Looking forward, the AML industry faces an uncertain 2021. Teams within this field are more critical than ever as benefits fraud and other criminal activities fall into the collective scope on top of the usual case supply. Not only are AML professionals facing this pandemic in their respective countries, but they are also at the forefront of combating global crimes associated with this outbreak.
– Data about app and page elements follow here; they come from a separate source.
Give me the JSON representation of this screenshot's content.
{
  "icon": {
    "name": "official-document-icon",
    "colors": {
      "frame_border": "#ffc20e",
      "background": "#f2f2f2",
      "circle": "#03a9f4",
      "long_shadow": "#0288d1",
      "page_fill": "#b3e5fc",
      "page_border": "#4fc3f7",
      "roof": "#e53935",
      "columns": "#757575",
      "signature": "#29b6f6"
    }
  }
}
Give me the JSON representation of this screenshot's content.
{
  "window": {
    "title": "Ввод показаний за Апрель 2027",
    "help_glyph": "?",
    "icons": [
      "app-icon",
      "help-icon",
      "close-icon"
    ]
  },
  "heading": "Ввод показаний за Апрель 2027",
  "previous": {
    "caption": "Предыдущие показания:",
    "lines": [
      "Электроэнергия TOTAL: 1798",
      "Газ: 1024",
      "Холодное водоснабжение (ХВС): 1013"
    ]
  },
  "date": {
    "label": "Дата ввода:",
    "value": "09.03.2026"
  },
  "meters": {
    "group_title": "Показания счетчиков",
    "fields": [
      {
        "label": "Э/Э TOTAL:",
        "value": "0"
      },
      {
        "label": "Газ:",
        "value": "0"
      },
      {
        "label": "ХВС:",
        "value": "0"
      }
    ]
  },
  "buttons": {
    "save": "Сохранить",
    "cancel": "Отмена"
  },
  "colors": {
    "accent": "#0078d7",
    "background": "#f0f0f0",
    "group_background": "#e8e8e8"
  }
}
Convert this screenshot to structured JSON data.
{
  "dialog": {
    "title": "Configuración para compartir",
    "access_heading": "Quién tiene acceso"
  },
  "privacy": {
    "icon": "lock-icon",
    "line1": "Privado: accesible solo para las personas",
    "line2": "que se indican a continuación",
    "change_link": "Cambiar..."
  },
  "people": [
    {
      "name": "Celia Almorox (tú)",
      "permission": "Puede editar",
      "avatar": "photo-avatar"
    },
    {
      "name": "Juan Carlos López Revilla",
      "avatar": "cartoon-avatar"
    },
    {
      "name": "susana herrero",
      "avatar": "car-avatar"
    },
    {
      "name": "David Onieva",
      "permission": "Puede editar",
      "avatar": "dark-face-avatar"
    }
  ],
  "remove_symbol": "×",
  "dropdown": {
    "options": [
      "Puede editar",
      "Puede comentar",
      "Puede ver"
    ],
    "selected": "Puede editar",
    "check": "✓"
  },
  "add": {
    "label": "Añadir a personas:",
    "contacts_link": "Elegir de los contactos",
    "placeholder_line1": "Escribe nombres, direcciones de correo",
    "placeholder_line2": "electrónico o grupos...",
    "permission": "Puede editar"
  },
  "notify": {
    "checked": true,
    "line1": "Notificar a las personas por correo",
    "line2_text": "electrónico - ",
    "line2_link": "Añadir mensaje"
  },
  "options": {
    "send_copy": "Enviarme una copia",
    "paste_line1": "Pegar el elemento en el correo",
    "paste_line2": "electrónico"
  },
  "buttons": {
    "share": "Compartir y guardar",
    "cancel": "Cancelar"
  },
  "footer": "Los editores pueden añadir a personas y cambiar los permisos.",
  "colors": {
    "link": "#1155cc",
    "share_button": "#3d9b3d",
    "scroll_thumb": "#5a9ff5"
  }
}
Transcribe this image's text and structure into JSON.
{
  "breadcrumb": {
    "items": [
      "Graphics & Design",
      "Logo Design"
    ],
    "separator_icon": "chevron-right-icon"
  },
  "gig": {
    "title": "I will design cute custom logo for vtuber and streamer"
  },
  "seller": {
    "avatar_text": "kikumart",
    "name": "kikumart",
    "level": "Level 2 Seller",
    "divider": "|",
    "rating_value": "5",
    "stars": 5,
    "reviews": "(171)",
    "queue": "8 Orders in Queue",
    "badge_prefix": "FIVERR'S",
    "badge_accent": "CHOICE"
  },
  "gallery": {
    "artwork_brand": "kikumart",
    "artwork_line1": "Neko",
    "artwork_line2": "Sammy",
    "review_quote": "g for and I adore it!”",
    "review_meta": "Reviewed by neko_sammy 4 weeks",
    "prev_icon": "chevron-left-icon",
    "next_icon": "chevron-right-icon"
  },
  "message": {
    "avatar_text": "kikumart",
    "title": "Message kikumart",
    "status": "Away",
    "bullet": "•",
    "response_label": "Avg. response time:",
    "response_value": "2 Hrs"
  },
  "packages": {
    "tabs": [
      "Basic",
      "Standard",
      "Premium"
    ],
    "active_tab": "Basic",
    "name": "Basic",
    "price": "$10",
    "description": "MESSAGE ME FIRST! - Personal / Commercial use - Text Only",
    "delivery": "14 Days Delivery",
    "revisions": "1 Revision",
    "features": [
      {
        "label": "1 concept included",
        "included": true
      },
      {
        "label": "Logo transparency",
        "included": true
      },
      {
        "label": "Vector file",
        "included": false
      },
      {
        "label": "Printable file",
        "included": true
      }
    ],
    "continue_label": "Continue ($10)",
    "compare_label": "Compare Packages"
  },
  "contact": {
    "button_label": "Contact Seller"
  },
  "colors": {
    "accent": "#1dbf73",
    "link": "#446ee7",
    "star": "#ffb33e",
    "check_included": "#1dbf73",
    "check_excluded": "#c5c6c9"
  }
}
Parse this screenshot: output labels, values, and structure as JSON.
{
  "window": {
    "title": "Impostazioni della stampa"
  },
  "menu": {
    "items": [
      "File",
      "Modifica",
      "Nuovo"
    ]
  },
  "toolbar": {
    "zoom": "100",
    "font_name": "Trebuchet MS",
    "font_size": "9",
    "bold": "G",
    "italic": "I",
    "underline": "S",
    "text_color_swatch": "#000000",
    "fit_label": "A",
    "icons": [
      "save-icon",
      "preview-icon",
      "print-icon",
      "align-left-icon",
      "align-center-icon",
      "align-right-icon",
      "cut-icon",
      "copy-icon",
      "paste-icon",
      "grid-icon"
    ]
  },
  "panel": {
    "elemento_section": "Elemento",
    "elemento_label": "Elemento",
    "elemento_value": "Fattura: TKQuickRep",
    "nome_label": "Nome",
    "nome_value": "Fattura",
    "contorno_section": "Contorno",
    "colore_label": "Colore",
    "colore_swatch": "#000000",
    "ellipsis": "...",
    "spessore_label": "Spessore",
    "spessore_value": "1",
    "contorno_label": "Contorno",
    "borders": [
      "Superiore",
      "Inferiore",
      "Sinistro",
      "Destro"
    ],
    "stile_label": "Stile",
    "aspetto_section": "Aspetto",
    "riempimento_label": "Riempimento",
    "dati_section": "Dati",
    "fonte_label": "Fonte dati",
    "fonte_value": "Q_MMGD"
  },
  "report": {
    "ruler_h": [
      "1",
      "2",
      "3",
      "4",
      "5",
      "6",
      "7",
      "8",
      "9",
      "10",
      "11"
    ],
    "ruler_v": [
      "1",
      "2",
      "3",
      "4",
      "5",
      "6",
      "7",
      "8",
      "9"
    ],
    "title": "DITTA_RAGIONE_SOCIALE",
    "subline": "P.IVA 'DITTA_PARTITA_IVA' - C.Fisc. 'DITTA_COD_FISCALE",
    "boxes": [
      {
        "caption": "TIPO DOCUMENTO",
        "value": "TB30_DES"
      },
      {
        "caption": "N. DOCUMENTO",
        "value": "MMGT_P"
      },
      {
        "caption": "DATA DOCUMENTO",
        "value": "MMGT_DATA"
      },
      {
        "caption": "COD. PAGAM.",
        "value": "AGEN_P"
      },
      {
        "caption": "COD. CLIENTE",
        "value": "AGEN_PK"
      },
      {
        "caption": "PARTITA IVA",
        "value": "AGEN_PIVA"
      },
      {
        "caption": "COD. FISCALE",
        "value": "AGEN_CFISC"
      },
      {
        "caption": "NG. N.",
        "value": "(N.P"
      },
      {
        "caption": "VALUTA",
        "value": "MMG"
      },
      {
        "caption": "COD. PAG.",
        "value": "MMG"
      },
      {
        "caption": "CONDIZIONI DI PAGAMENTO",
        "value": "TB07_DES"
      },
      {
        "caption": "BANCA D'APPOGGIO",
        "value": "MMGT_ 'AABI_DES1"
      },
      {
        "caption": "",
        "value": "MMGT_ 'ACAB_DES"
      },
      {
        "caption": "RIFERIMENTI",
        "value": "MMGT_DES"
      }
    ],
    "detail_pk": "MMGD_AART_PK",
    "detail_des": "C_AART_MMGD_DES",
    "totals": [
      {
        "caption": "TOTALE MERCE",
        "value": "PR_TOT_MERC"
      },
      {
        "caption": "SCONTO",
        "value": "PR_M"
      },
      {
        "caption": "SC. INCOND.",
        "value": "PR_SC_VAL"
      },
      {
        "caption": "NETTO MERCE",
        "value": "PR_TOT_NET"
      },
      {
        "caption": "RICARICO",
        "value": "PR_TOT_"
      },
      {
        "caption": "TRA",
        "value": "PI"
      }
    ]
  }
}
Keeping perspective and taking a breath is a great start.
Being able to optimize one’s resources and strengths helps further resilience
As ACAMS adjusts to this new normal with virtual or distanced programming and robust social media engagement, it is exciting to see their receptiveness to an article not about AML, but about helping the amazing people who work in AML.
Lastly, it is imperative to seek professional help when experiencing a depressed mood more days than not; sadness or excessive anxiety that is increasingly difficult to cope with; reduced interest in activities and low motivation; difficulty with sleep, appetite and/or concentration; inability to engage in daily activities or responsibilities; feeling increasingly withdrawn; or other symptoms that cause concern.
Dr. Katy Kamkar, Ph.D., C. Psych., clinical psychologist, Centre for Addiction and Mental Health (CAMH); assistant professor, Department of Psychiatry, University of Toronto
Cameron Field, BA, MSc, senior manager, BMO Financial Group
- “Mental Health, Substance Use, and Suicidal Ideation During the COVID-19 Pandemic — United States, June 24–30, 2020,” Centers for Disease Control and Prevention, August 14, 2020, https://www.cdc.gov/mmwr/volumes/69/wr/mm6932a1.htm
- This information is anecdotal through counseling and therapy efforts of psychologists.